On March 31st, our team and a handful of our little ones offered to get muddy for a half day after work to help prep for their tree-planting event. Our team was greeted by a group of Americorps leaders who gave us the rundown on what we were tasked with for the remainder of the day. Our job was to identify and tally dead trees that didn’t survive from previous planting events.



Our team split up into smaller groups to get one-on-one instruction from an Americorp volunteer. Thank goodness we did, because spotting dead trees is a little harder than one might expect!
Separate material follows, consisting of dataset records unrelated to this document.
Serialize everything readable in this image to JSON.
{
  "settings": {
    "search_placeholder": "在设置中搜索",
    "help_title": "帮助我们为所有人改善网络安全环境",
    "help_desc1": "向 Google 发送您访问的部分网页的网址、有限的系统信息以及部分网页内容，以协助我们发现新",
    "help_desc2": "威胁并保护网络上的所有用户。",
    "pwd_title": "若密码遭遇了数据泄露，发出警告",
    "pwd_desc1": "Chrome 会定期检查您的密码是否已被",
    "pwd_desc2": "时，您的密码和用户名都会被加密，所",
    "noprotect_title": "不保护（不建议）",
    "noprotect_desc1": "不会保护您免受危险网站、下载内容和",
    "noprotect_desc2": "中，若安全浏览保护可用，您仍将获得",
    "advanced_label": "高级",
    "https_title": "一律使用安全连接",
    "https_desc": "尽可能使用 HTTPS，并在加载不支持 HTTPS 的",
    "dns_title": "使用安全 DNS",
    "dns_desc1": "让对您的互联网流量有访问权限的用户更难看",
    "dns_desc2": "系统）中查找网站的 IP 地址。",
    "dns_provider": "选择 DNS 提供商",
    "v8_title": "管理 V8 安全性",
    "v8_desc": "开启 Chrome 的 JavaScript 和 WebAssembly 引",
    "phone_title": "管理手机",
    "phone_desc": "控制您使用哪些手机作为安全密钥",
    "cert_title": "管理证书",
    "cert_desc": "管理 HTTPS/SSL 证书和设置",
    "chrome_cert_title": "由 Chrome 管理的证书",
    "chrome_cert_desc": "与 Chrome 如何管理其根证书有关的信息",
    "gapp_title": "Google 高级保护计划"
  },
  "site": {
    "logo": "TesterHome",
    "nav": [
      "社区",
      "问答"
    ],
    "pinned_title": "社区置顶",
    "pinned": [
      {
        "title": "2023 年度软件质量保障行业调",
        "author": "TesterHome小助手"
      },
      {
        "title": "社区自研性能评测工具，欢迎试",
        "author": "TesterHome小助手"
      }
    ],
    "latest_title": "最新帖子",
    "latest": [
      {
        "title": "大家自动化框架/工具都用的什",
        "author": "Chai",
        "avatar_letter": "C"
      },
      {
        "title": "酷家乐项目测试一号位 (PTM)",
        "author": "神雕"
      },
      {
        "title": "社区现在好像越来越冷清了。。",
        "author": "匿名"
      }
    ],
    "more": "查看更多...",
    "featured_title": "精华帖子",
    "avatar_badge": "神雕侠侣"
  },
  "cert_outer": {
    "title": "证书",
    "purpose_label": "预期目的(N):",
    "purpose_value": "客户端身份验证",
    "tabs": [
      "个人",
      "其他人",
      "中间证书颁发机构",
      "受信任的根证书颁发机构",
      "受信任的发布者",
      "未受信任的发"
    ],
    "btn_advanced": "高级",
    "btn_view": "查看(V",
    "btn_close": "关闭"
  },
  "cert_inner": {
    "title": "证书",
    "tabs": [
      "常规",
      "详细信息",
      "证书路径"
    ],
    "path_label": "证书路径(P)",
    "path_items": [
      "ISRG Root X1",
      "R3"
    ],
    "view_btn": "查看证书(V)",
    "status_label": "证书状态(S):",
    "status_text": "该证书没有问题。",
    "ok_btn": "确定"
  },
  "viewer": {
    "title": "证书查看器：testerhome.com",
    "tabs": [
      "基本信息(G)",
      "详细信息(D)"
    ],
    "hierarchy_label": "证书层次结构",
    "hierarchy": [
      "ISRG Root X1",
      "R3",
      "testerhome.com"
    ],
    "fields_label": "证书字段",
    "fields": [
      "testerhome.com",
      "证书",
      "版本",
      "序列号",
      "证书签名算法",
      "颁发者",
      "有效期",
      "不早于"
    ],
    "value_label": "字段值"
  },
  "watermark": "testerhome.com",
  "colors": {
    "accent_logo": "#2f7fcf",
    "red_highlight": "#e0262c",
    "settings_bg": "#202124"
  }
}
We had assumed that a brown, barren, crispy tree might be a goner, but with careful inspection, we discovered that there was often life under the bark


To discover whether a tree is still alive,

  1. Look at the leaves as that’s the first sign of waning.
  2. If the leaves are missing or brown, check the stem by bending it a bit. If the stem breaks easily, that’s a bad sign for the tree.
  3. The final test is the nail test. Using your fingernail, scratch the bark near the ground. If the wood underneath is green, your tree is still alive.



Once we spotted a dead tree, we had to pull out its protective covering (all planted trees in this area had a protective tube covering the young tree), identify the tree by a colored flag marker, and tally it on a sheet with a list full of tree varietals.



Over the years, SteamTeam has planted over 20 different types of native trees including Douglas Firs, Willows, Crabapples, Dogwoods, and Maples. The Americorp volunteers use this data to determine the number of each variety to prep for their Earth Day Festival.



Not only did we learn a ton about the native trees in the area, while out in the field we also came across frog eggs, soaring birds, Nutria, beaver dams and an animal skeleton of some sort.


I’d say our first team volunteer outing was a success! We came back a tad smarter about trees and put in some elbow grease for the benefit of our local community and environment. We’re searching for our next outing, so if you or your organization have group volunteer opportunities, let us know!